The word “development” has long been associated with the Western project of promoting technological and economic “progress” for the world’s marginalized countries. The thinking has been: With enough support to build major infrastructure projects, expand private property rights, and build market regimes, the poor nations of Africa, Latin America and Asia can escape their poverty and become "modern" -- prosperous, happy consumers and entrepreneurs poised to enter a bright future driven by economic growth and technology.
That idea hasn’t worked out so well.
As climate change intensifies, the ecological implications of growth-based “development” are now alarming if not fatuous.

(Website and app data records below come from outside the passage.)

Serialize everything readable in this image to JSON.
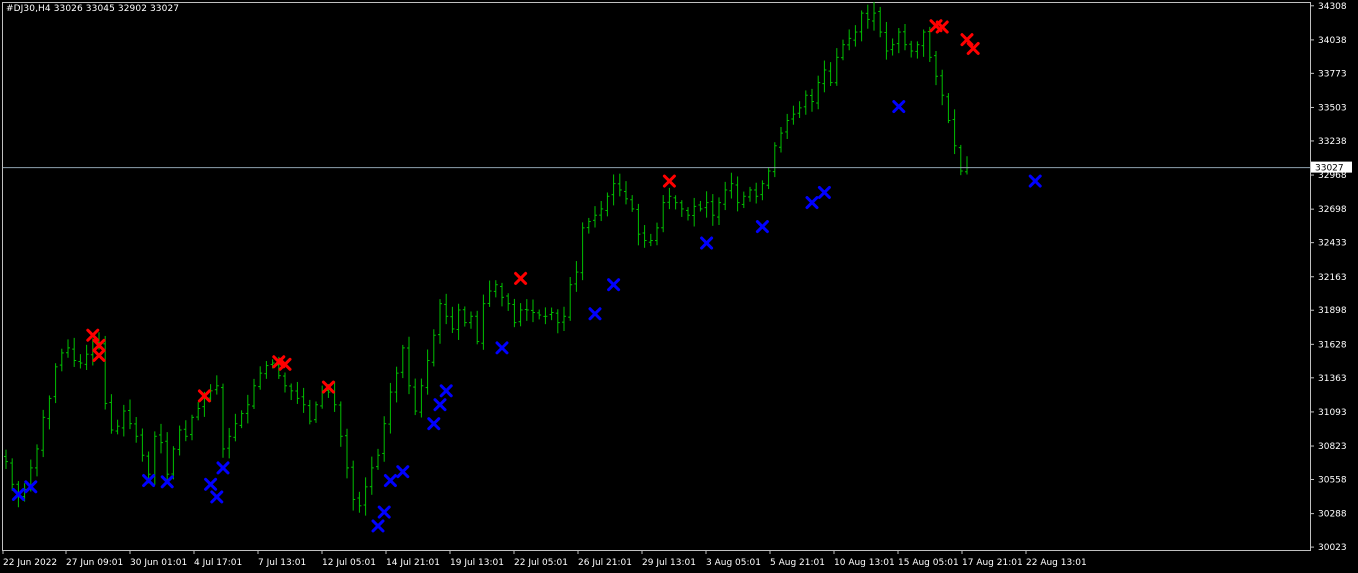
{
  "chart": {
    "symbol_timeframe": "#DJ30,H4",
    "ohlc_summary": "33026 33045 32902 33027",
    "current_price_label": "33027",
    "colors": {
      "background": "#000000",
      "bars": "#00c000",
      "axis": "#c0c0c0",
      "price_line": "#8fa3b0",
      "sell_marker": "#ff0000",
      "buy_marker": "#0000ff",
      "text": "#ffffff"
    }
  },
  "chart_data": {
    "type": "ohlc",
    "y_ticks": [
      34308,
      34038,
      33773,
      33503,
      33238,
      32968,
      32698,
      32433,
      32163,
      31898,
      31628,
      31363,
      31093,
      30823,
      30558,
      30288,
      30023
    ],
    "ylim": [
      30000,
      34330
    ],
    "current_price": 33027,
    "x_ticks": [
      "22 Jun 2022",
      "27 Jun 09:01",
      "30 Jun 01:01",
      "4 Jul 17:01",
      "7 Jul 13:01",
      "12 Jul 05:01",
      "14 Jul 21:01",
      "19 Jul 13:01",
      "22 Jul 05:01",
      "26 Jul 21:01",
      "29 Jul 13:01",
      "3 Aug 05:01",
      "5 Aug 21:01",
      "10 Aug 13:01",
      "15 Aug 05:01",
      "17 Aug 21:01",
      "22 Aug 13:01"
    ],
    "close_path": [
      30700,
      30520,
      30420,
      30480,
      30650,
      30800,
      31050,
      31200,
      31450,
      31560,
      31600,
      31500,
      31480,
      31550,
      31650,
      31640,
      31160,
      30950,
      30980,
      31100,
      31000,
      30900,
      30750,
      30600,
      30900,
      30850,
      30600,
      30800,
      30950,
      30900,
      31050,
      31120,
      31200,
      31260,
      31300,
      30800,
      30900,
      31000,
      31080,
      31150,
      31300,
      31400,
      31460,
      31480,
      31380,
      31300,
      31260,
      31200,
      31150,
      31020,
      31150,
      31260,
      31250,
      31150,
      30900,
      30650,
      30400,
      30350,
      30500,
      30650,
      30750,
      31000,
      31250,
      31400,
      31600,
      31300,
      31100,
      31300,
      31500,
      31700,
      31950,
      31850,
      31750,
      31900,
      31800,
      31850,
      31650,
      31950,
      32050,
      32100,
      32000,
      31950,
      31800,
      31900,
      31900,
      31880,
      31860,
      31850,
      31880,
      31800,
      31850,
      32100,
      32200,
      32550,
      32600,
      32650,
      32700,
      32800,
      32900,
      32850,
      32780,
      32700,
      32500,
      32450,
      32450,
      32550,
      32750,
      32800,
      32750,
      32700,
      32650,
      32720,
      32700,
      32750,
      32650,
      32750,
      32850,
      32900,
      32750,
      32800,
      32850,
      32800,
      32900,
      33000,
      33200,
      33300,
      33400,
      33450,
      33500,
      33600,
      33550,
      33700,
      33800,
      33700,
      33900,
      34000,
      34050,
      34100,
      34250,
      34200,
      34250,
      34100,
      33950,
      34000,
      34100,
      34000,
      33950,
      34000,
      34100,
      33900,
      33750,
      33600,
      33400,
      33200,
      33000,
      33027
    ],
    "sell_markers": [
      {
        "bar": 14,
        "price": 31700
      },
      {
        "bar": 15,
        "price": 31620
      },
      {
        "bar": 15,
        "price": 31540
      },
      {
        "bar": 32,
        "price": 31220
      },
      {
        "bar": 44,
        "price": 31490
      },
      {
        "bar": 45,
        "price": 31470
      },
      {
        "bar": 52,
        "price": 31290
      },
      {
        "bar": 83,
        "price": 32150
      },
      {
        "bar": 107,
        "price": 32920
      },
      {
        "bar": 150,
        "price": 34150
      },
      {
        "bar": 151,
        "price": 34140
      },
      {
        "bar": 155,
        "price": 34040
      },
      {
        "bar": 156,
        "price": 33970
      }
    ],
    "buy_markers": [
      {
        "bar": 2,
        "price": 30440
      },
      {
        "bar": 4,
        "price": 30500
      },
      {
        "bar": 23,
        "price": 30550
      },
      {
        "bar": 26,
        "price": 30540
      },
      {
        "bar": 33,
        "price": 30520
      },
      {
        "bar": 34,
        "price": 30420
      },
      {
        "bar": 35,
        "price": 30650
      },
      {
        "bar": 60,
        "price": 30190
      },
      {
        "bar": 61,
        "price": 30300
      },
      {
        "bar": 62,
        "price": 30550
      },
      {
        "bar": 64,
        "price": 30620
      },
      {
        "bar": 69,
        "price": 31000
      },
      {
        "bar": 70,
        "price": 31150
      },
      {
        "bar": 71,
        "price": 31260
      },
      {
        "bar": 80,
        "price": 31600
      },
      {
        "bar": 95,
        "price": 31870
      },
      {
        "bar": 98,
        "price": 32100
      },
      {
        "bar": 113,
        "price": 32430
      },
      {
        "bar": 122,
        "price": 32560
      },
      {
        "bar": 130,
        "price": 32750
      },
      {
        "bar": 132,
        "price": 32830
      },
      {
        "bar": 144,
        "price": 33510
      },
      {
        "bar": 166,
        "price": 32920
      }
    ]
  }
}
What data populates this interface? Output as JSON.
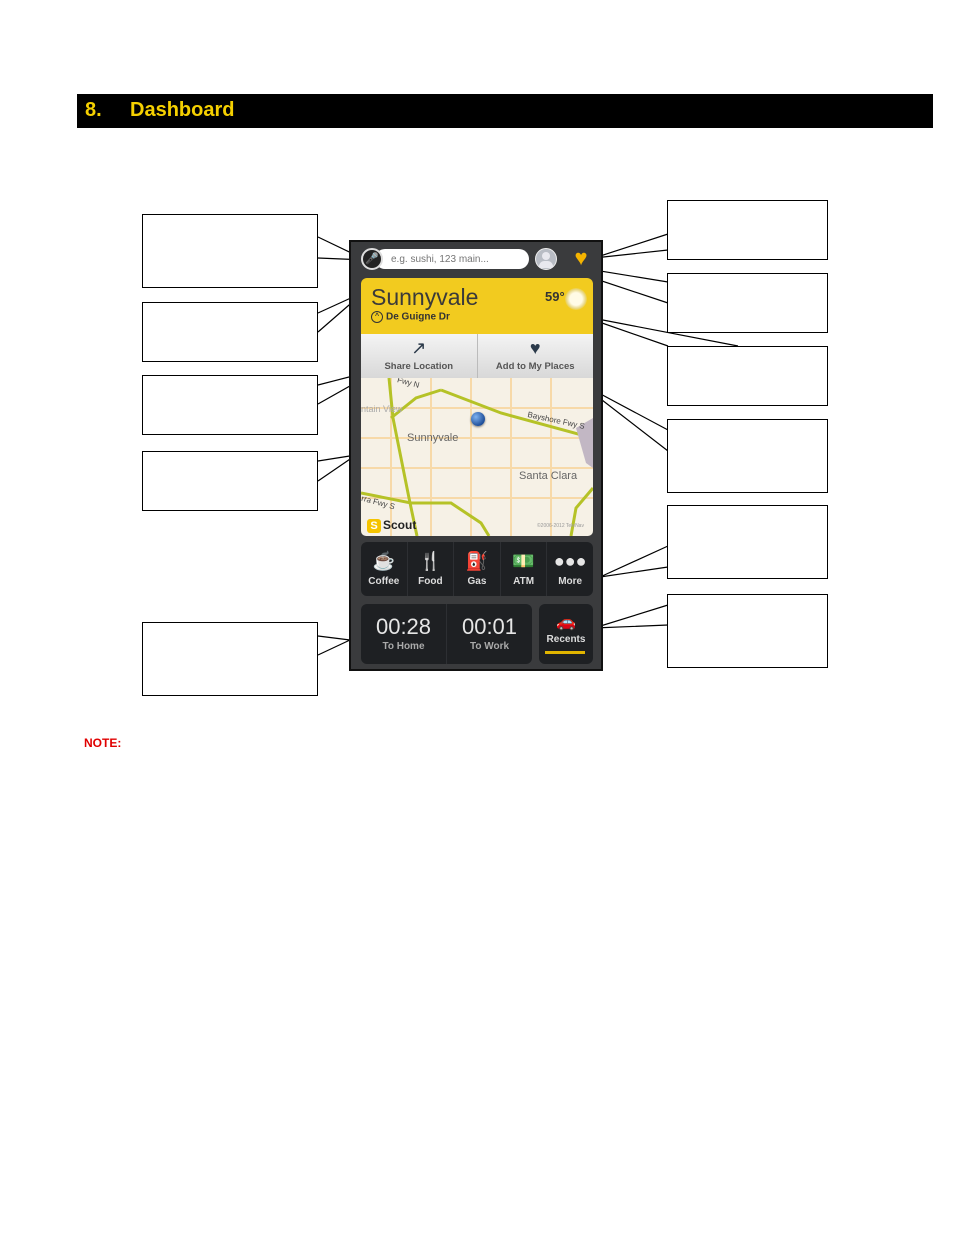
{
  "section": {
    "number": "8.",
    "title": "Dashboard"
  },
  "note_label": "NOTE:",
  "colors": {
    "header_bg": "#000000",
    "header_text": "#f5d000",
    "note": "#e00000",
    "accent_yellow": "#f2cb1f"
  },
  "app": {
    "search": {
      "placeholder": "e.g. sushi, 123 main...",
      "mic_icon": "microphone-icon"
    },
    "profile_icon": "profile-icon",
    "favorites_icon": "heart-icon",
    "location": {
      "city": "Sunnyvale",
      "street": "De Guigne Dr",
      "temperature": "59°",
      "weather_icon": "sun-icon"
    },
    "actions": [
      {
        "label": "Share Location",
        "icon": "share-icon"
      },
      {
        "label": "Add to My Places",
        "icon": "heart-icon"
      }
    ],
    "map": {
      "labels": [
        "Sunnyvale",
        "Santa Clara",
        "Bayshore Fwy S",
        "ntain View",
        "Fwy N",
        "rra Fwy S"
      ],
      "brand": "Scout",
      "copyright": "©2006-2012 TeleNav"
    },
    "categories": [
      {
        "label": "Coffee",
        "icon": "coffee-icon"
      },
      {
        "label": "Food",
        "icon": "fork-knife-icon"
      },
      {
        "label": "Gas",
        "icon": "gas-pump-icon"
      },
      {
        "label": "ATM",
        "icon": "atm-icon"
      },
      {
        "label": "More",
        "icon": "more-icon"
      }
    ],
    "eta": [
      {
        "time": "00:28",
        "label": "To Home"
      },
      {
        "time": "00:01",
        "label": "To Work"
      }
    ],
    "recents": {
      "label": "Recents",
      "icon": "car-icon"
    }
  },
  "callouts_left": [
    "",
    "",
    "",
    "",
    ""
  ],
  "callouts_right": [
    "",
    "",
    "",
    "",
    "",
    ""
  ]
}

The 2008 financial crisis exposed the sham of self-regulating “free markets” and the structural political corruption, consumer predation and wealth inequality that they tend to entail. And culturally, people are starting to realize, even in poorer countries, that the satisfactions of mass consumerism are a mirage. A life defined by a dependency on global markets and emulation of western lifestyles is a pale substitute for a life embedded in native cultures, languages and social norms, and enlivened by working partnerships with nature and peers.
It is therefore exciting to learn that Agence Française de Développement (AFD) – the French development agency, based in Paris – is actively considering the commons as a “future cornerstone of development.”
A key voice for this shift in perspective at AFD is Chief Economist Gaël Giraud, who boldly acknowledges that “growth is no longer a panacea.” He compares the current economic predicament to the plight of the Red Queen in Lewis Carroll’s Alice in Wonderland, who had to keep running faster and faster just to stay in the same place. (For a short video interview with Giraud, in French, click here. Here is an AFD webpage devoted to various commons issues.)
In a blog post outlining his views of the commons and development (and not necessarily reflecting those of AFD), Giraud cited the loss of biodiversity of species as a major reason for a strategic shift in “development” goals. “The last mass extinction phase [of five previous ones in the planet’s history] affected dinosaurs and 40% of animal species 65 million years ago,” writes Giraud. “At each of these phases, a substantial proportion of fauna was lost within a phenomenon of a massive decline of biodiversity.”
We share so very much…but who does it really belong to? The many efforts of groups around the world are converging for justice, peace, the end of poverty, the achievement of the Millennium Development Goals, and the restoration of